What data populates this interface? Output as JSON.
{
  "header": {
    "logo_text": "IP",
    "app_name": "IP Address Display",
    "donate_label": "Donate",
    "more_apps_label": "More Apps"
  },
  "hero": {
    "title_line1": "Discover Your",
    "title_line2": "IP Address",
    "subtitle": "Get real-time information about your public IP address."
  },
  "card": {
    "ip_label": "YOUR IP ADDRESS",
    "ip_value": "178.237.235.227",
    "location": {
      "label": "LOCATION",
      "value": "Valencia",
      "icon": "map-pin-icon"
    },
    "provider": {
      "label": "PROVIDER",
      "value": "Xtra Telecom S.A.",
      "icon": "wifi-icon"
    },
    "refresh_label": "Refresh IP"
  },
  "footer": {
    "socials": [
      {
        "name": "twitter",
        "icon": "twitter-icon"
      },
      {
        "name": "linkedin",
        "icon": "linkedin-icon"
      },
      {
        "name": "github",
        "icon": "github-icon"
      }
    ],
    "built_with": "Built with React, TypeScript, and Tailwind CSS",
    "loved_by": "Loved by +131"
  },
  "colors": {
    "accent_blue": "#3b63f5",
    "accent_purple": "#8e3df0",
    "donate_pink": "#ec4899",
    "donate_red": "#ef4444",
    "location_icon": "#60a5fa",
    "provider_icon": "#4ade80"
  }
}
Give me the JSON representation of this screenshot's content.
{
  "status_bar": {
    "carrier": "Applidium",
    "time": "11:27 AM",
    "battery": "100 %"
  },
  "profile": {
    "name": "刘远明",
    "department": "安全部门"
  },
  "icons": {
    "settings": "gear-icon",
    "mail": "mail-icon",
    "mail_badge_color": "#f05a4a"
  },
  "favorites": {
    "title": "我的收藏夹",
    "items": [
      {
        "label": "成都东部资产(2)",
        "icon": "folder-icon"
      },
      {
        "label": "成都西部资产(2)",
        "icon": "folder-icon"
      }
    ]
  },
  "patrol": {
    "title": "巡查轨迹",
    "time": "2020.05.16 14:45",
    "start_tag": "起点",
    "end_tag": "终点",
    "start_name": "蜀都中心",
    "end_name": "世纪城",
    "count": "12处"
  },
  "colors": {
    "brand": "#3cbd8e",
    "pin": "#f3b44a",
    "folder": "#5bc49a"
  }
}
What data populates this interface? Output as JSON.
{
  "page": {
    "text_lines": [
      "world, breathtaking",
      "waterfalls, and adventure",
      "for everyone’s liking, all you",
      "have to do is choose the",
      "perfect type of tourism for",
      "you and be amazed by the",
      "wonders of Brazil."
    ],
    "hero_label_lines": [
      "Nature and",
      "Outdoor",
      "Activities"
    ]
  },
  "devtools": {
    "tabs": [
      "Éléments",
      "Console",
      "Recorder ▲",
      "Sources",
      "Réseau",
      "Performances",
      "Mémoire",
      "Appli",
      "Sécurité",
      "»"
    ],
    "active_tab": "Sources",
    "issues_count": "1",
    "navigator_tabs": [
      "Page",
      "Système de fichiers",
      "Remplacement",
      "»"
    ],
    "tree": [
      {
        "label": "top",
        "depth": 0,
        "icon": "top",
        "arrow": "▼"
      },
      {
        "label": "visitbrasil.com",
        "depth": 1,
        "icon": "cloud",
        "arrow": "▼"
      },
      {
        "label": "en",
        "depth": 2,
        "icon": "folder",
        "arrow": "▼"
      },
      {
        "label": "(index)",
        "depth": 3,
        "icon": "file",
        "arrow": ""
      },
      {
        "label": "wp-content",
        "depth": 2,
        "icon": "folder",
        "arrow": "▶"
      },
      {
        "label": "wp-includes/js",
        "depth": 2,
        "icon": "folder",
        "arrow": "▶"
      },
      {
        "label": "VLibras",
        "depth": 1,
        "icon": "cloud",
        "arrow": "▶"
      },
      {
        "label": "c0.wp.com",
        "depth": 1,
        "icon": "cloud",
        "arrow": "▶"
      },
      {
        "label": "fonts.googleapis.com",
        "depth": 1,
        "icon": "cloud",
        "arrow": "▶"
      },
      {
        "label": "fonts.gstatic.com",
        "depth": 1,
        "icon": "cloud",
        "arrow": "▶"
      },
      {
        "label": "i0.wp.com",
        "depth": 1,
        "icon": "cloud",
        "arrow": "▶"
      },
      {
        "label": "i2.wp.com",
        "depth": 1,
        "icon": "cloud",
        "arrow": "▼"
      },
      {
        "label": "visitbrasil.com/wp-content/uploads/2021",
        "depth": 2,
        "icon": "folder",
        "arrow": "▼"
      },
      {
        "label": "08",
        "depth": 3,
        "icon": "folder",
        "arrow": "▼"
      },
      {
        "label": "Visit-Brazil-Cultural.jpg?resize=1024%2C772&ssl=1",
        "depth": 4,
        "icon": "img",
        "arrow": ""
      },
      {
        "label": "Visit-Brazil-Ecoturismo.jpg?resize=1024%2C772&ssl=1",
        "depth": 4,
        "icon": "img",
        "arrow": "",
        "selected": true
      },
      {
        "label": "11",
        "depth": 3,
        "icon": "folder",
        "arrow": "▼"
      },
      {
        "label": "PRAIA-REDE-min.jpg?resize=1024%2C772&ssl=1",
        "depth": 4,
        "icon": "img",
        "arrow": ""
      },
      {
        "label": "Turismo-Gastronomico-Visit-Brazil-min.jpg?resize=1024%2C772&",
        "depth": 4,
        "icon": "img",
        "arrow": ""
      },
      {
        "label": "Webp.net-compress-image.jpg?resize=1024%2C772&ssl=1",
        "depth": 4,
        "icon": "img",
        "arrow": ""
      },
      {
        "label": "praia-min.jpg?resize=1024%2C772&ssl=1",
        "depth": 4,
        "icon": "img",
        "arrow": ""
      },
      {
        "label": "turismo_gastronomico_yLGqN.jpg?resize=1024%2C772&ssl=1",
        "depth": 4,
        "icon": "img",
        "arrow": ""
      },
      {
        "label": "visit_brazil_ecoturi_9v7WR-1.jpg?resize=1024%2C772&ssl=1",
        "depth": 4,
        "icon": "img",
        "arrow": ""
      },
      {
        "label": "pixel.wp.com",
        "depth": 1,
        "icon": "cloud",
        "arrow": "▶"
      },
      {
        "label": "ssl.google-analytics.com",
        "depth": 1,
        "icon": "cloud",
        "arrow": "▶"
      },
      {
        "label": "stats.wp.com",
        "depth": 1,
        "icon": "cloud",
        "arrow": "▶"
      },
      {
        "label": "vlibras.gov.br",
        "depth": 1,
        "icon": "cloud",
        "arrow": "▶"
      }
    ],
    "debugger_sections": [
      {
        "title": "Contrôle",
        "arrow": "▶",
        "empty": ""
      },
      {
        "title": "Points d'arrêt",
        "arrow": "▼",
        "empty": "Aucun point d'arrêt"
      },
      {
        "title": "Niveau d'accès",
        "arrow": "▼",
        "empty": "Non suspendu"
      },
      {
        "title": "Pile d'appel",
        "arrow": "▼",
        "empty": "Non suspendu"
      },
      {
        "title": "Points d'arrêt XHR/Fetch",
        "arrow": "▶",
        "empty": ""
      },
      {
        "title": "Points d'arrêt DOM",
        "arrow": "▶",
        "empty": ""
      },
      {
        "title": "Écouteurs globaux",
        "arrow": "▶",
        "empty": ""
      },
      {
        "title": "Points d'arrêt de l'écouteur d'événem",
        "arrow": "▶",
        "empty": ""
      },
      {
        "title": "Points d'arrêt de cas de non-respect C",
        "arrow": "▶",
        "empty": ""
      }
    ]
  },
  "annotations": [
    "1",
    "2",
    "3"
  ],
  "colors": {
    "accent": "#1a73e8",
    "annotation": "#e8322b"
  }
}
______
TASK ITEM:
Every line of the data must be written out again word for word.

SOLUTION TO THIS PROBLEM:
What data populates this interface? Output as JSON.
{
  "header": {
    "logo_text": "IP",
    "app_name": "IP Address Display",
    "donate_label": "Donate",
    "more_apps_label": "More Apps"
  },
  "hero": {
    "title_line1": "Discover Your",
    "title_line2": "IP Address",
    "subtitle": "Get real-time information about your public IP address."
  },
  "card": {
    "ip_label": "YOUR IP ADDRESS",
    "ip_value": "178.237.235.227",
    "location": {
      "label": "LOCATION",
      "value": "Valencia",
      "icon": "map-pin-icon"
    },
    "provider": {
      "label": "PROVIDER",
      "value": "Xtra Telecom S.A.",
      "icon": "wifi-icon"
    },
    "refresh_label": "Refresh IP"
  },
  "footer": {
    "socials": [
      {
        "name": "twitter",
        "icon": "twitter-icon"
      },
      {
        "name": "linkedin",
        "icon": "linkedin-icon"
      },
      {
        "name": "github",
        "icon": "github-icon"
      }
    ],
    "built_with": "Built with React, TypeScript, and Tailwind CSS",
    "loved_by": "Loved by +131"
  },
  "colors": {
    "accent_blue": "#3b63f5",
    "accent_purple": "#8e3df0",
    "donate_pink": "#ec4899",
    "donate_red": "#ef4444",
    "location_icon": "#60a5fa",
    "provider_icon": "#4ade80"
  }
}
Give me the JSON representation of this screenshot's content.
{
  "status_bar": {
    "carrier": "Applidium",
    "time": "11:27 AM",
    "battery": "100 %"
  },
  "profile": {
    "name": "刘远明",
    "department": "安全部门"
  },
  "icons": {
    "settings": "gear-icon",
    "mail": "mail-icon",
    "mail_badge_color": "#f05a4a"
  },
  "favorites": {
    "title": "我的收藏夹",
    "items": [
      {
        "label": "成都东部资产(2)",
        "icon": "folder-icon"
      },
      {
        "label": "成都西部资产(2)",
        "icon": "folder-icon"
      }
    ]
  },
  "patrol": {
    "title": "巡查轨迹",
    "time": "2020.05.16 14:45",
    "start_tag": "起点",
    "end_tag": "终点",
    "start_name": "蜀都中心",
    "end_name": "世纪城",
    "count": "12处"
  },
  "colors": {
    "brand": "#3cbd8e",
    "pin": "#f3b44a",
    "folder": "#5bc49a"
  }
}
What data populates this interface? Output as JSON.
{
  "page": {
    "text_lines": [
      "world, breathtaking",
      "waterfalls, and adventure",
      "for everyone’s liking, all you",
      "have to do is choose the",
      "perfect type of tourism for",
      "you and be amazed by the",
      "wonders of Brazil."
    ],
    "hero_label_lines": [
      "Nature and",
      "Outdoor",
      "Activities"
    ]
  },
  "devtools": {
    "tabs": [
      "Éléments",
      "Console",
      "Recorder ▲",
      "Sources",
      "Réseau",
      "Performances",
      "Mémoire",
      "Appli",
      "Sécurité",
      "»"
    ],
    "active_tab": "Sources",
    "issues_count": "1",
    "navigator_tabs": [
      "Page",
      "Système de fichiers",
      "Remplacement",
      "»"
    ],
    "tree": [
      {
        "label": "top",
        "depth": 0,
        "icon": "top",
        "arrow": "▼"
      },
      {
        "label": "visitbrasil.com",
        "depth": 1,
        "icon": "cloud",
        "arrow": "▼"
      },
      {
        "label": "en",
        "depth": 2,
        "icon": "folder",
        "arrow": "▼"
      },
      {
        "label": "(index)",
        "depth": 3,
        "icon": "file",
        "arrow": ""
      },
      {
        "label": "wp-content",
        "depth": 2,
        "icon": "folder",
        "arrow": "▶"
      },
      {
        "label": "wp-includes/js",
        "depth": 2,
        "icon": "folder",
        "arrow": "▶"
      },
      {
        "label": "VLibras",
        "depth": 1,
        "icon": "cloud",
        "arrow": "▶"
      },
      {
        "label": "c0.wp.com",
        "depth": 1,
        "icon": "cloud",
        "arrow": "▶"
      },
      {
        "label": "fonts.googleapis.com",
        "depth": 1,
        "icon": "cloud",
        "arrow": "▶"
      },
      {
        "label": "fonts.gstatic.com",
        "depth": 1,
        "icon": "cloud",
        "arrow": "▶"
      },
      {
        "label": "i0.wp.com",
        "depth": 1,
        "icon": "cloud",
        "arrow": "▶"
      },
      {
        "label": "i2.wp.com",
        "depth": 1,
        "icon": "cloud",
        "arrow": "▼"
      },
      {
        "label": "visitbrasil.com/wp-content/uploads/2021",
        "depth": 2,
        "icon": "folder",
        "arrow": "▼"
      },
      {
        "label": "08",
        "depth": 3,
        "icon": "folder",
        "arrow": "▼"
      },
      {
        "label": "Visit-Brazil-Cultural.jpg?resize=1024%2C772&ssl=1",
        "depth": 4,
        "icon": "img",
        "arrow": ""
      },
      {
        "label": "Visit-Brazil-Ecoturismo.jpg?resize=1024%2C772&ssl=1",
        "depth": 4,
        "icon": "img",
        "arrow": "",
        "selected": true
      },
      {
        "label": "11",
        "depth": 3,
        "icon": "folder",
        "arrow": "▼"
      },
      {
        "label": "PRAIA-REDE-min.jpg?resize=1024%2C772&ssl=1",
        "depth": 4,
        "icon": "img",
        "arrow": ""
      },
      {
        "label": "Turismo-Gastronomico-Visit-Brazil-min.jpg?resize=1024%2C772&",
        "depth": 4,
        "icon": "img",
        "arrow": ""
      },
      {
        "label": "Webp.net-compress-image.jpg?resize=1024%2C772&ssl=1",
        "depth": 4,
        "icon": "img",
        "arrow": ""
      },
      {
        "label": "praia-min.jpg?resize=1024%2C772&ssl=1",
        "depth": 4,
        "icon": "img",
        "arrow": ""
      },
      {
        "label": "turismo_gastronomico_yLGqN.jpg?resize=1024%2C772&ssl=1",
        "depth": 4,
        "icon": "img",
        "arrow": ""
      },
      {
        "label": "visit_brazil_ecoturi_9v7WR-1.jpg?resize=1024%2C772&ssl=1",
        "depth": 4,
        "icon": "img",
        "arrow": ""
      },
      {
        "label": "pixel.wp.com",
        "depth": 1,
        "icon": "cloud",
        "arrow": "▶"
      },
      {
        "label": "ssl.google-analytics.com",
        "depth": 1,
        "icon": "cloud",
        "arrow": "▶"
      },
      {
        "label": "stats.wp.com",
        "depth": 1,
        "icon": "cloud",
        "arrow": "▶"
      },
      {
        "label": "vlibras.gov.br",
        "depth": 1,
        "icon": "cloud",
        "arrow": "▶"
      }
    ],
    "debugger_sections": [
      {
        "title": "Contrôle",
        "arrow": "▶",
        "empty": ""
      },
      {
        "title": "Points d'arrêt",
        "arrow": "▼",
        "empty": "Aucun point d'arrêt"
      },
      {
        "title": "Niveau d'accès",
        "arrow": "▼",
        "empty": "Non suspendu"
      },
      {
        "title": "Pile d'appel",
        "arrow": "▼",
        "empty": "Non suspendu"
      },
      {
        "title": "Points d'arrêt XHR/Fetch",
        "arrow": "▶",
        "empty": ""
      },
      {
        "title": "Points d'arrêt DOM",
        "arrow": "▶",
        "empty": ""
      },
      {
        "title": "Écouteurs globaux",
        "arrow": "▶",
        "empty": ""
      },
      {
        "title": "Points d'arrêt de l'écouteur d'événem",
        "arrow": "▶",
        "empty": ""
      },
      {
        "title": "Points d'arrêt de cas de non-respect C",
        "arrow": "▶",
        "empty": ""
      }
    ]
  },
  "annotations": [
    "1",
    "2",
    "3"
  ],
  "colors": {
    "accent": "#1a73e8",
    "annotation": "#e8322b"
  }
}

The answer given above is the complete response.